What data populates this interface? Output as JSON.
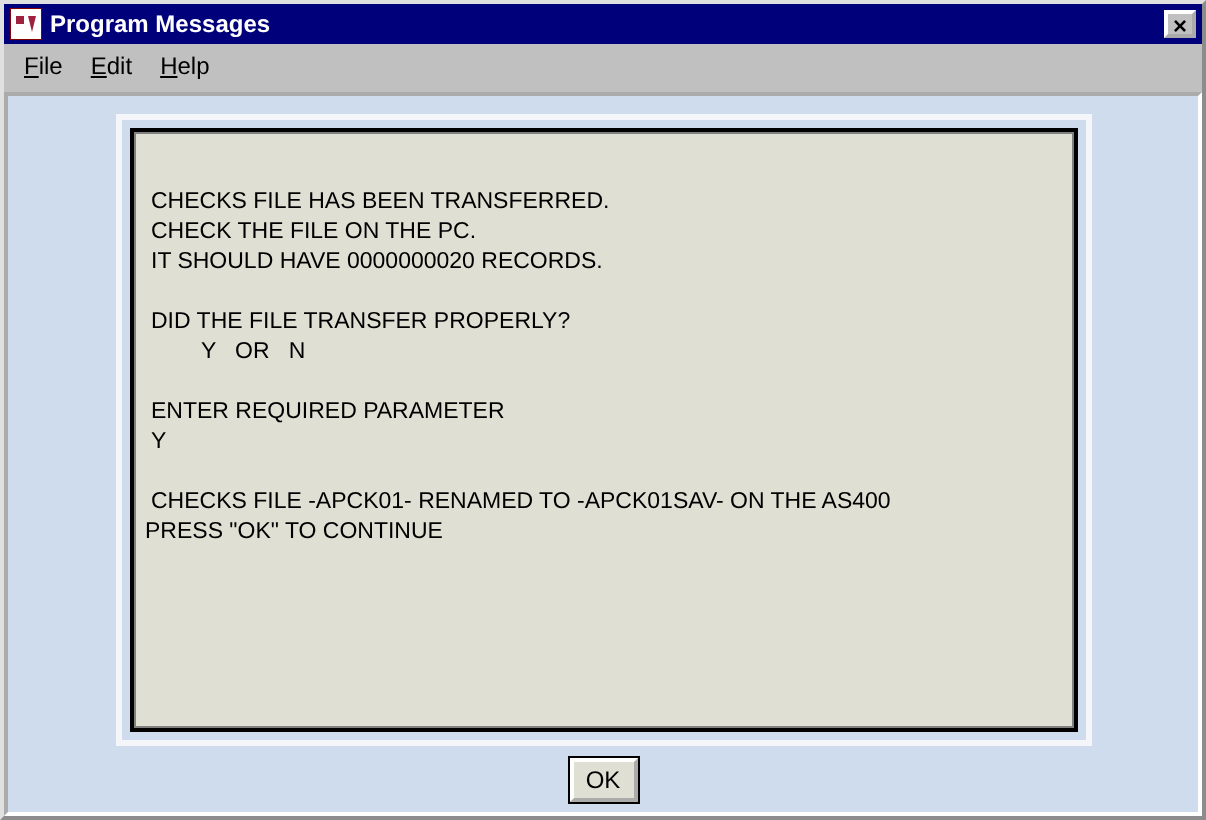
{
  "window": {
    "title": "Program Messages",
    "close": "×"
  },
  "menu": [
    {
      "label": "File",
      "mnemonic": true
    },
    {
      "label": "Edit",
      "mnemonic": true
    },
    {
      "label": "Help",
      "mnemonic": true
    }
  ],
  "message": {
    "paragraphs": [
      [
        {
          "text": "CHECKS FILE HAS BEEN TRANSFERRED.",
          "kind": "indent"
        },
        {
          "text": "CHECK THE FILE ON THE PC.",
          "kind": "indent"
        },
        {
          "text": "IT SHOULD HAVE 0000000020 RECORDS.",
          "kind": "indent"
        }
      ],
      [
        {
          "text": "DID THE FILE TRANSFER PROPERLY?",
          "kind": "indent"
        },
        {
          "text": "Y   OR   N",
          "kind": "deep"
        }
      ],
      [
        {
          "text": "ENTER REQUIRED PARAMETER",
          "kind": "indent"
        },
        {
          "text": "Y",
          "kind": "indent"
        }
      ],
      [
        {
          "text": "CHECKS FILE -APCK01- RENAMED TO -APCK01SAV- ON THE AS400",
          "kind": "indent"
        },
        {
          "text": "PRESS \"OK\" TO CONTINUE",
          "kind": "flush"
        }
      ]
    ]
  },
  "button": "OK"
}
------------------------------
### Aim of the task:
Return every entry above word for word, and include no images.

### Solution to this problem:
What data populates this interface? Output as JSON.
{
  "window": {
    "title": "Program Messages",
    "close": "×"
  },
  "menu": [
    {
      "label": "File",
      "mnemonic": true
    },
    {
      "label": "Edit",
      "mnemonic": true
    },
    {
      "label": "Help",
      "mnemonic": true
    }
  ],
  "message": {
    "paragraphs": [
      [
        {
          "text": "CHECKS FILE HAS BEEN TRANSFERRED.",
          "kind": "indent"
        },
        {
          "text": "CHECK THE FILE ON THE PC.",
          "kind": "indent"
        },
        {
          "text": "IT SHOULD HAVE 0000000020 RECORDS.",
          "kind": "indent"
        }
      ],
      [
        {
          "text": "DID THE FILE TRANSFER PROPERLY?",
          "kind": "indent"
        },
        {
          "text": "Y   OR   N",
          "kind": "deep"
        }
      ],
      [
        {
          "text": "ENTER REQUIRED PARAMETER",
          "kind": "indent"
        },
        {
          "text": "Y",
          "kind": "indent"
        }
      ],
      [
        {
          "text": "CHECKS FILE -APCK01- RENAMED TO -APCK01SAV- ON THE AS400",
          "kind": "indent"
        },
        {
          "text": "PRESS \"OK\" TO CONTINUE",
          "kind": "flush"
        }
      ]
    ]
  },
  "button": "OK"
}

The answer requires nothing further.